Stored records
----------------

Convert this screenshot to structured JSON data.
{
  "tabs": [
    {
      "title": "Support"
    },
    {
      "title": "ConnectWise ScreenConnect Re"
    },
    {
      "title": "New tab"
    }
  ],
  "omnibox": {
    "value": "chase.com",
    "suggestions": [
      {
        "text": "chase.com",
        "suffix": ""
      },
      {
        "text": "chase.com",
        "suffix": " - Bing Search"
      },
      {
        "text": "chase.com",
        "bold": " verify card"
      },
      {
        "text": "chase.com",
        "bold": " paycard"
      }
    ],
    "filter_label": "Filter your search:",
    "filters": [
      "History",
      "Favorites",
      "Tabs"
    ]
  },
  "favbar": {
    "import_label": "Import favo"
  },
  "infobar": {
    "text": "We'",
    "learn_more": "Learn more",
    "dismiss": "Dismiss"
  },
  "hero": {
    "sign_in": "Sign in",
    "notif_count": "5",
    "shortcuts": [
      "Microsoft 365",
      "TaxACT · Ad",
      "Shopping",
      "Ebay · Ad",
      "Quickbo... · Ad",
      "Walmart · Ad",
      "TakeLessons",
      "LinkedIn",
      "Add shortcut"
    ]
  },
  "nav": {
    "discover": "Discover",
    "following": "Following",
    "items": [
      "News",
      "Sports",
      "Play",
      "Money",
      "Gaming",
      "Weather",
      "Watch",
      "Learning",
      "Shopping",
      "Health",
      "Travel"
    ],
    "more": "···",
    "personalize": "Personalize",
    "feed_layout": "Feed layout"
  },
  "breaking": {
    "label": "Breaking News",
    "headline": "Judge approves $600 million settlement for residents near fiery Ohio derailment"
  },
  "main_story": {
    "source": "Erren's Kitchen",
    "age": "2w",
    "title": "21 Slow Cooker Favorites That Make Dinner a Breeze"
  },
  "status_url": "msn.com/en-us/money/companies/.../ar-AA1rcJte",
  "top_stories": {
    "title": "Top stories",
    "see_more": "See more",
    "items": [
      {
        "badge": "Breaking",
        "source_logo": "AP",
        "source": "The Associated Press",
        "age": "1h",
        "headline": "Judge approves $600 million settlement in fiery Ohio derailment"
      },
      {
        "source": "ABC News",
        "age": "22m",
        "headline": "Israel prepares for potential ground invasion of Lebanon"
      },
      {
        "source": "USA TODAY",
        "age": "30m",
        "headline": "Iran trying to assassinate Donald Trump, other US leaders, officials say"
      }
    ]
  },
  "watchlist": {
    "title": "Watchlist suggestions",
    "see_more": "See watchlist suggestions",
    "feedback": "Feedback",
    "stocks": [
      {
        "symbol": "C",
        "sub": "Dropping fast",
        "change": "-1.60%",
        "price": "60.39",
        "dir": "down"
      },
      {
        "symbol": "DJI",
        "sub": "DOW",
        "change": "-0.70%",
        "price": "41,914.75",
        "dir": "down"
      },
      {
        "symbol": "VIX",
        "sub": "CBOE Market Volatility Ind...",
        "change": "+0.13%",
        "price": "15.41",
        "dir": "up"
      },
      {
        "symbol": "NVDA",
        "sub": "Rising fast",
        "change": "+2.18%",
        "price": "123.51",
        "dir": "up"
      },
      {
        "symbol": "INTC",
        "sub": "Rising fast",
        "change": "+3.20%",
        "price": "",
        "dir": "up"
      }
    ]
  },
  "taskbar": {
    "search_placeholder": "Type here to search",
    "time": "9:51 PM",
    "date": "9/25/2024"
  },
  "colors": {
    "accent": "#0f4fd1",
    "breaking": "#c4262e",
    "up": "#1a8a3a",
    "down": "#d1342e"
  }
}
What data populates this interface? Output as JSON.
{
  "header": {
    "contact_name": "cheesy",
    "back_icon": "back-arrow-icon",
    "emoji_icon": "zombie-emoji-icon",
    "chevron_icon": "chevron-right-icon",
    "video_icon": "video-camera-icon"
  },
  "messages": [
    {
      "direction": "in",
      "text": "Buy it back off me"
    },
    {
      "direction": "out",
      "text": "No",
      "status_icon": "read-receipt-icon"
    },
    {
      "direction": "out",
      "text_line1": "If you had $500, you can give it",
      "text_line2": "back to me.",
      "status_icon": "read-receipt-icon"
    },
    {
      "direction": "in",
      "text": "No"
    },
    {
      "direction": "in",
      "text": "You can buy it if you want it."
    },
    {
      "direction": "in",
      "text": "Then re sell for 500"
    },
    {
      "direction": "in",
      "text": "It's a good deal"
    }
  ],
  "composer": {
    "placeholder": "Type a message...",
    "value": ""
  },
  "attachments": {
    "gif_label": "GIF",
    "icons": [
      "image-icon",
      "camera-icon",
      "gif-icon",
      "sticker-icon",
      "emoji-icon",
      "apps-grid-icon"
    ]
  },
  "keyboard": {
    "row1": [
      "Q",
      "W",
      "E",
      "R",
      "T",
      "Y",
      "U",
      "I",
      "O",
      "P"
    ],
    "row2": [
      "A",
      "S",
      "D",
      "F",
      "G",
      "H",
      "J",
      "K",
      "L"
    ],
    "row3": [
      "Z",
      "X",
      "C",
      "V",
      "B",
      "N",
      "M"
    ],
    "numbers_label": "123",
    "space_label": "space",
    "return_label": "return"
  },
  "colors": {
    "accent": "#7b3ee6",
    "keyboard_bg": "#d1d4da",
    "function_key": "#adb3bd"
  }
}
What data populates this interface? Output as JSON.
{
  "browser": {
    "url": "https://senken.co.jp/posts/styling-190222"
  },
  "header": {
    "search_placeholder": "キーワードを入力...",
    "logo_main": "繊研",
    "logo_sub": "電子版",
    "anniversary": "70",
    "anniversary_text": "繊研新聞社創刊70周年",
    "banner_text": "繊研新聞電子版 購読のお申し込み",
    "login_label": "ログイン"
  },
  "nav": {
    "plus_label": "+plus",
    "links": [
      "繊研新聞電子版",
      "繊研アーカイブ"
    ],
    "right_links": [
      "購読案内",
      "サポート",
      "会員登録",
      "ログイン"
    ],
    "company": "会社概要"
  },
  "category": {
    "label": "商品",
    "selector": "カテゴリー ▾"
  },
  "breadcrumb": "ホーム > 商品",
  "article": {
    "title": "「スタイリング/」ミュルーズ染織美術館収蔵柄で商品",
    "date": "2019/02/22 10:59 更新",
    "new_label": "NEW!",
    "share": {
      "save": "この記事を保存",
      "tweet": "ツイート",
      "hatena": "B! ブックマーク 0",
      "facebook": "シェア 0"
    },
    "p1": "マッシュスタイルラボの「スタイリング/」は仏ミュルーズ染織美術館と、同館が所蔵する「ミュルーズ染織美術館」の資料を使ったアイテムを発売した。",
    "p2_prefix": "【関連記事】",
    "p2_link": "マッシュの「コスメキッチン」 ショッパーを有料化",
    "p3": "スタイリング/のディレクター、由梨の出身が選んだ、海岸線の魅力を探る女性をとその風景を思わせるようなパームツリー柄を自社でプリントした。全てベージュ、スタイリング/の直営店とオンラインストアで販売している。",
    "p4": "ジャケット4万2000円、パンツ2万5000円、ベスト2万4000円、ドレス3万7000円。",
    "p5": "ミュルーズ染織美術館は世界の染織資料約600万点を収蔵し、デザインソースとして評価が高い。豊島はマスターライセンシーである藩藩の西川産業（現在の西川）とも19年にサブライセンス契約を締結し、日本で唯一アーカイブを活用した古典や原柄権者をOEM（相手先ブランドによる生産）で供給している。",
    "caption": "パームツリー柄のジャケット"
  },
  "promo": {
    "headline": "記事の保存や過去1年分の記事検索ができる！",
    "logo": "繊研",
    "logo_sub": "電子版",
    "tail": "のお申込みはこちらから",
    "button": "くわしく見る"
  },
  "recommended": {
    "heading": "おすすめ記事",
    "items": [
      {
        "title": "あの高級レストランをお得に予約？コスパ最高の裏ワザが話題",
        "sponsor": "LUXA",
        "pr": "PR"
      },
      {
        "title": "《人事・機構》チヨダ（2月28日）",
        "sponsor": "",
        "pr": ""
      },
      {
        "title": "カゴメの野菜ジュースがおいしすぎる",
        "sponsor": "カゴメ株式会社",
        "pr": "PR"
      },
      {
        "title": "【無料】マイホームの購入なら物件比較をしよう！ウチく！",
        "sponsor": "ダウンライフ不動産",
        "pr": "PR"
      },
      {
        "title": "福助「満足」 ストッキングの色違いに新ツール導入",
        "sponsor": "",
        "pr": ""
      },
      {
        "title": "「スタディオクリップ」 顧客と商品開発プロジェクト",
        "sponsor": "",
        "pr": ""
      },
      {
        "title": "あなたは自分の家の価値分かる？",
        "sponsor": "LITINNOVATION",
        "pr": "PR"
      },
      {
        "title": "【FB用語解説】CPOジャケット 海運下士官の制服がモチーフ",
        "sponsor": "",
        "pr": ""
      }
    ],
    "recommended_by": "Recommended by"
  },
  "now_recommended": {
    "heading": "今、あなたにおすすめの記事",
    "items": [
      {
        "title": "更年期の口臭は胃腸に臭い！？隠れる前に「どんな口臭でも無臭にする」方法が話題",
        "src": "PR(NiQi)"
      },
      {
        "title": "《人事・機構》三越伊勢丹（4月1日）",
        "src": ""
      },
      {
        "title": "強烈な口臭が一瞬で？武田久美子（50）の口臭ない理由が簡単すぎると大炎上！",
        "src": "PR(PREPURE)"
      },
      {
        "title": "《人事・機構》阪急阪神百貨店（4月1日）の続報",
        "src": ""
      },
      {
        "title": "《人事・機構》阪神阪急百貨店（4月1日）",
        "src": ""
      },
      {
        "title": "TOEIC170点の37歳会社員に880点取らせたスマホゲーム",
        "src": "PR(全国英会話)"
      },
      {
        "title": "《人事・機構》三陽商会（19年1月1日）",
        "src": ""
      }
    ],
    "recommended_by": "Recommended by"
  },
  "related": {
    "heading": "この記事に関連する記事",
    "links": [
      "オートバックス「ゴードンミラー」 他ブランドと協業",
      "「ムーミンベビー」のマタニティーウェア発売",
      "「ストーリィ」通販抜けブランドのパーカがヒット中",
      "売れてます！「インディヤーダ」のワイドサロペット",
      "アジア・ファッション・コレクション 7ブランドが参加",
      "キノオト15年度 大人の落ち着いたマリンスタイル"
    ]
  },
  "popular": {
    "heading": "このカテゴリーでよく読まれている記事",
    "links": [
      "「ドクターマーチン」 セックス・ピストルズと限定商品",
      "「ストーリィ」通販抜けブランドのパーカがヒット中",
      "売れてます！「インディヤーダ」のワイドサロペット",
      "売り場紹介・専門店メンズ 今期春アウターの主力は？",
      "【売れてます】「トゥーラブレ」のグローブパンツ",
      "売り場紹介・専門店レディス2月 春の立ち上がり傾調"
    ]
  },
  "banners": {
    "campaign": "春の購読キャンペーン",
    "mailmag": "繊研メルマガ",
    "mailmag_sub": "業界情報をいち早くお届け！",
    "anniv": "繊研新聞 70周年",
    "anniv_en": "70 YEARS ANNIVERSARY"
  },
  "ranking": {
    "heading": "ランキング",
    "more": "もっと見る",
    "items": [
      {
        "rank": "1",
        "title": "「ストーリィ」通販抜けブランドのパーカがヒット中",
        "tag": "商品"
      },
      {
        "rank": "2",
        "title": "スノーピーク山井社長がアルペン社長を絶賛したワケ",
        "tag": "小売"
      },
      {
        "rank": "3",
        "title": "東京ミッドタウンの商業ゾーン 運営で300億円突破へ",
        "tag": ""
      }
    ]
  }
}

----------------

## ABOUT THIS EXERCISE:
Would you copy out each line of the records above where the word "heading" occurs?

## ANSWER FOR THIS EXERCISE:
    "heading": "おすすめ記事",
    "heading": "今、あなたにおすすめの記事",
    "heading": "この記事に関連する記事",
    "heading": "このカテゴリーでよく読まれている記事",
    "heading": "ランキング",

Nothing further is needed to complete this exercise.